[Entries from a dataset of interfaces]
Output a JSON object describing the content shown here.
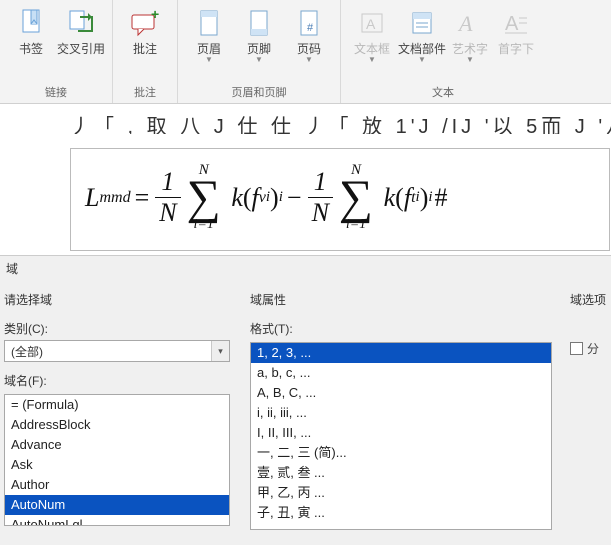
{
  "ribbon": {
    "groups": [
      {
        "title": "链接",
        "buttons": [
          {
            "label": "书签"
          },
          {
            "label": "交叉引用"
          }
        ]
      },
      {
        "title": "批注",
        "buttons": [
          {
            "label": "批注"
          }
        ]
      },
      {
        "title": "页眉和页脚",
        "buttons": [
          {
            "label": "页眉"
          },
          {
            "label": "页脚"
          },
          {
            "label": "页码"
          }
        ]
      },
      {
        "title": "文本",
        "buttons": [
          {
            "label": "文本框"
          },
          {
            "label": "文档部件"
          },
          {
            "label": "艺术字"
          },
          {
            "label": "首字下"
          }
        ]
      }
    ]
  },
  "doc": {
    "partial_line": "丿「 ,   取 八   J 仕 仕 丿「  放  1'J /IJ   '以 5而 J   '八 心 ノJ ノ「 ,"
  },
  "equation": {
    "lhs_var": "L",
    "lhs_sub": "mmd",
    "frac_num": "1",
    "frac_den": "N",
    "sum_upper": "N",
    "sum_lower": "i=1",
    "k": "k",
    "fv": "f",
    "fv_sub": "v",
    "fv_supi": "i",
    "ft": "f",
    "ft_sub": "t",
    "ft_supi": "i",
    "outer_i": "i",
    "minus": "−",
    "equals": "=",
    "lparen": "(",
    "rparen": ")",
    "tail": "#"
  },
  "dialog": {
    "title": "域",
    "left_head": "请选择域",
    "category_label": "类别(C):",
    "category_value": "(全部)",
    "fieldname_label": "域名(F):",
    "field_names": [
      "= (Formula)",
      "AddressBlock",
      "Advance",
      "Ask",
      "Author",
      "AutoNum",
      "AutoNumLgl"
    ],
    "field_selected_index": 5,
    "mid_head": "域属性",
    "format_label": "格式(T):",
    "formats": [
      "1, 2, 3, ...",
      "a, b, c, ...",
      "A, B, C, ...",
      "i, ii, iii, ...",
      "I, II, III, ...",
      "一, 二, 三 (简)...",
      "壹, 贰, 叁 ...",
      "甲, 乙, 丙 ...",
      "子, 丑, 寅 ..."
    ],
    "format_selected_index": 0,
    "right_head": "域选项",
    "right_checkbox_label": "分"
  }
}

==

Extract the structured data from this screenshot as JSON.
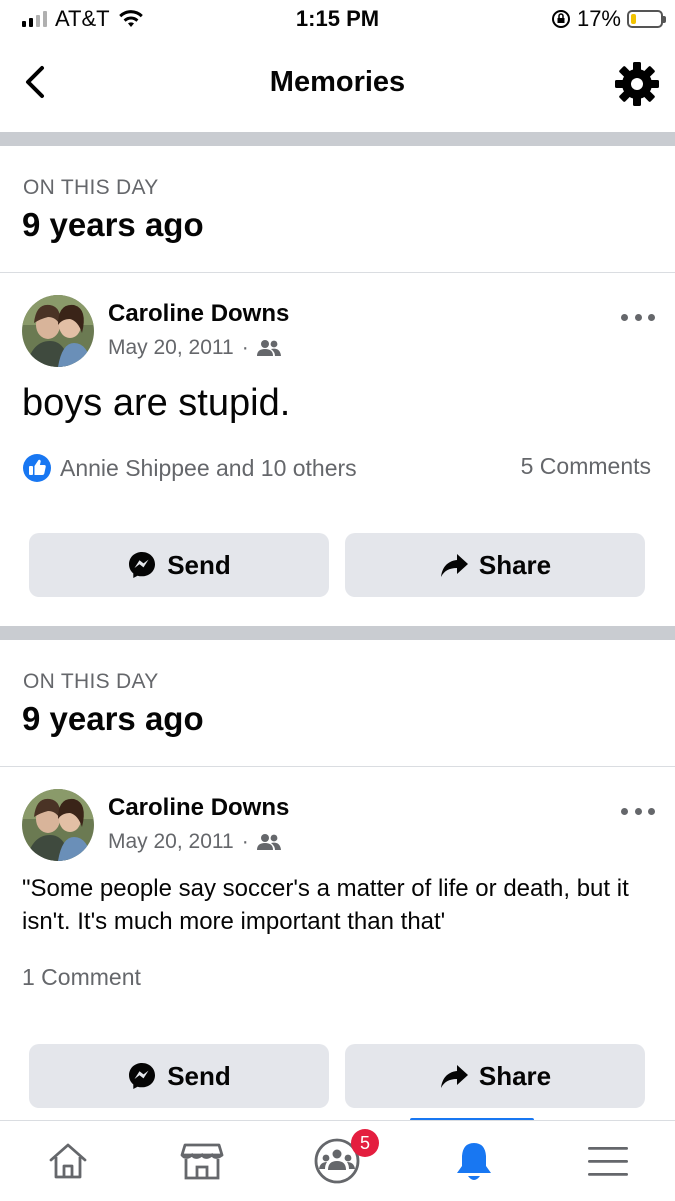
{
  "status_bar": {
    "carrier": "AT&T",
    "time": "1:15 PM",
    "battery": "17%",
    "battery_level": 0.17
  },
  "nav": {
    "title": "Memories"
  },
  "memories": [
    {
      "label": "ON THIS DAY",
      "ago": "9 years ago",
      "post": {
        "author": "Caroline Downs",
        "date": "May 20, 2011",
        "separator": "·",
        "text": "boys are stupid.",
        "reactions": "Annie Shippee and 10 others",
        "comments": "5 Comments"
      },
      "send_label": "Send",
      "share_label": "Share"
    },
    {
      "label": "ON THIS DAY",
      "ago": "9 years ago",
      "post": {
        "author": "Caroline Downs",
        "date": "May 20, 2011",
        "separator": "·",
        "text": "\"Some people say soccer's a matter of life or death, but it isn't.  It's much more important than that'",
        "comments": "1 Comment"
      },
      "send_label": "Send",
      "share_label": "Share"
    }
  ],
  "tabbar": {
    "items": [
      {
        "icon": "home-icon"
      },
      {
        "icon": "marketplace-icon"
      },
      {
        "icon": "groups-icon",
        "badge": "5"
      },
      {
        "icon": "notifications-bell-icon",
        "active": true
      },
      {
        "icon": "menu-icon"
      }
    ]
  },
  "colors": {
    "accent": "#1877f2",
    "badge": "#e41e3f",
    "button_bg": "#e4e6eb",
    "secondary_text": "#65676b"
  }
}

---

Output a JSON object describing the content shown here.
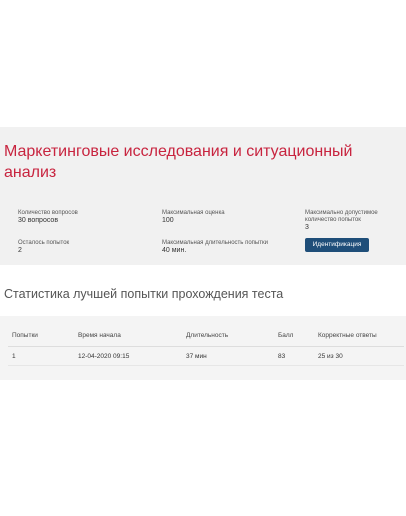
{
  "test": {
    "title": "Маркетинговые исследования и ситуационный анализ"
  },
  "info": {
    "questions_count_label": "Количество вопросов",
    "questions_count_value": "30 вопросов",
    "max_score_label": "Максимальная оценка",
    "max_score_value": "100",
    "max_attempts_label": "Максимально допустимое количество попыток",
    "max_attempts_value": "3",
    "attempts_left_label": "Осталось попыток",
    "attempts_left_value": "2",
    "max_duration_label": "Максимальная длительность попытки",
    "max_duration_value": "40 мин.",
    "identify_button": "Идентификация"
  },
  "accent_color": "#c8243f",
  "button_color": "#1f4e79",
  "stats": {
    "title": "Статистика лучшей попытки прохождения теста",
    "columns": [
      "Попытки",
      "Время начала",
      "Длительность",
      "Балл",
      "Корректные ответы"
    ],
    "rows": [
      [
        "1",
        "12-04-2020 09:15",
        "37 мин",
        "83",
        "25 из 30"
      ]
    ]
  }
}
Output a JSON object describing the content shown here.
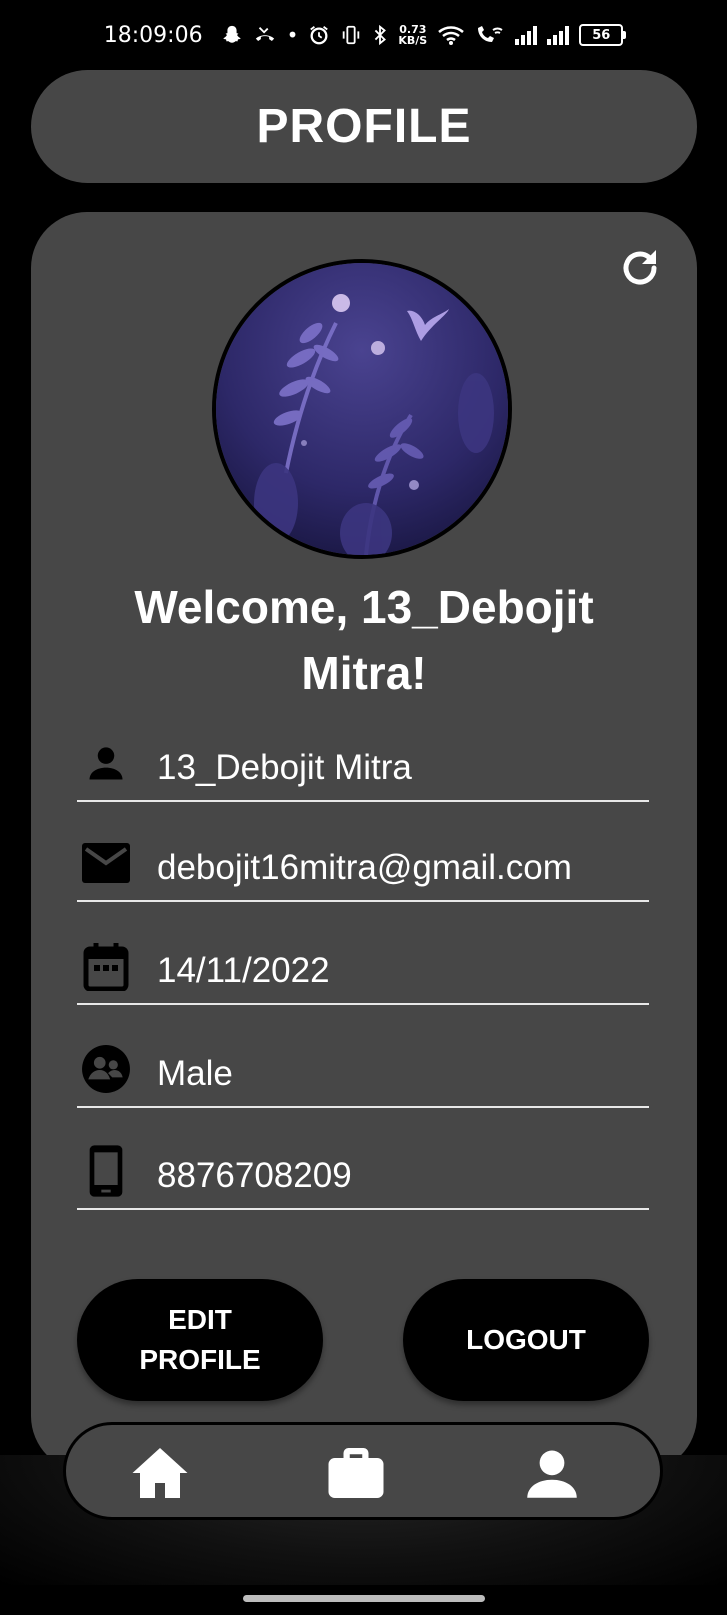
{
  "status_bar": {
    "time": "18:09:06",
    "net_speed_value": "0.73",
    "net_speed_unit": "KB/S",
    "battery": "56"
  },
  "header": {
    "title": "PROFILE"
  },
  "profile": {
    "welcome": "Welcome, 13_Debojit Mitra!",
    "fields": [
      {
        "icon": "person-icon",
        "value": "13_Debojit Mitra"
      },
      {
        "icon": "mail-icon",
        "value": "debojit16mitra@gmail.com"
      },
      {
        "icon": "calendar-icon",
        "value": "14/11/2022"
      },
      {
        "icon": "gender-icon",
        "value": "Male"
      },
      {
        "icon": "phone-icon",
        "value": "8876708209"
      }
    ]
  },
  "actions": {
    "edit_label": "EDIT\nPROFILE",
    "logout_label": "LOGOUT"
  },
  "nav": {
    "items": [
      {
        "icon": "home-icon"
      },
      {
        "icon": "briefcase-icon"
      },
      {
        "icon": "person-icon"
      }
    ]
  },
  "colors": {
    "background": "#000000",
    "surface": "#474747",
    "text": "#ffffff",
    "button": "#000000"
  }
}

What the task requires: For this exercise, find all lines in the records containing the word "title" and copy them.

Result:
        "title": "链接",
        "title": "批注",
        "title": "页眉和页脚",
        "title": "文本",
    "title": "域",
    "title": "Memories"
    "title": "Маркетинговые исследования и ситуационный анализ"
    "title": "Статистика лучшей попытки прохождения теста",
    "title": "PROFILE"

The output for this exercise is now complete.